Today I met with my 4th grade poetry students in Providence.
One group took turns reading their poems from the anthology the Writers-in-the-Schools program put together, while eating the strawberries and jellybeans I brought.
Black boys in that group: A.C., A.I., V.T.
My other group worked hard to write some new poems for their book, since many of them had misplaced or thrown out their writing notebooks "because it was full". (They also chased around a lot and bothered each other.) Their books, strawberries and jellybeans are coming next week; I'm taking a break from typing up their poems to write this.
Black boys in that group: D.L., B.W.
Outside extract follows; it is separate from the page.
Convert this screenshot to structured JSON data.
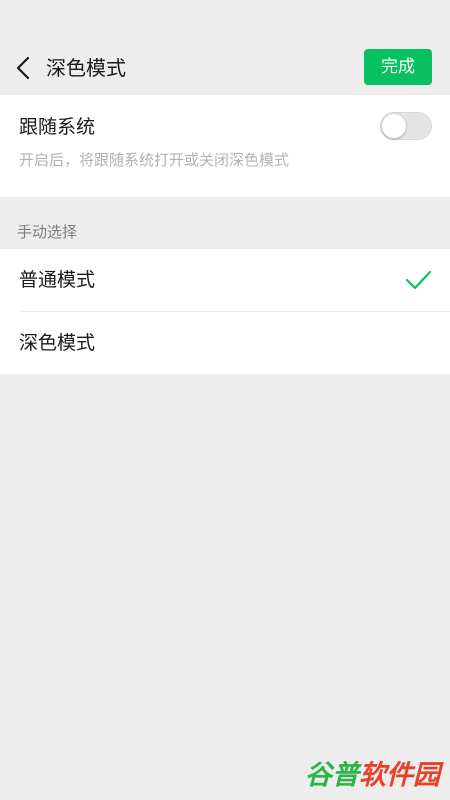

I want you to do at least two things today. Both are easy in the sense that you just have to click on something and then read and/or type. Sign this petition at change.org calling for the prosecution of George Zimmerman. And read this open letter by Ajani Husbands at Urban Cusp: "The Bullet Next Time: An Open Letter to my Unborn, Black Son." The petition-signing is relatively easy -- I just did it. Reading Husbands's letter is harder, but not as hard, of course, as living what it's about.
Racialicious has a pretty good roundup of some of the things other people are saying and writing about this and the pattern of often-lethal, always-destructive racial profiling it's part of, from news reporting to personal essays like the one linked above to events in protest of the police department's handling of George Zimmerman and in support of Trayvon Martin's family.
Husbands writes, "Your greatest achievements will be fluff for your eulogy." My 4th grade students are 9 or 10; I'm 33. I do not want to live to read, in the obituaries of A.C., A.I., V.T., D.L. or B.W., "He was so funny, so smart, so insightful." I do not want to read, "He had so much energy" or "He had such a great imagination" or "He loved to write poetry."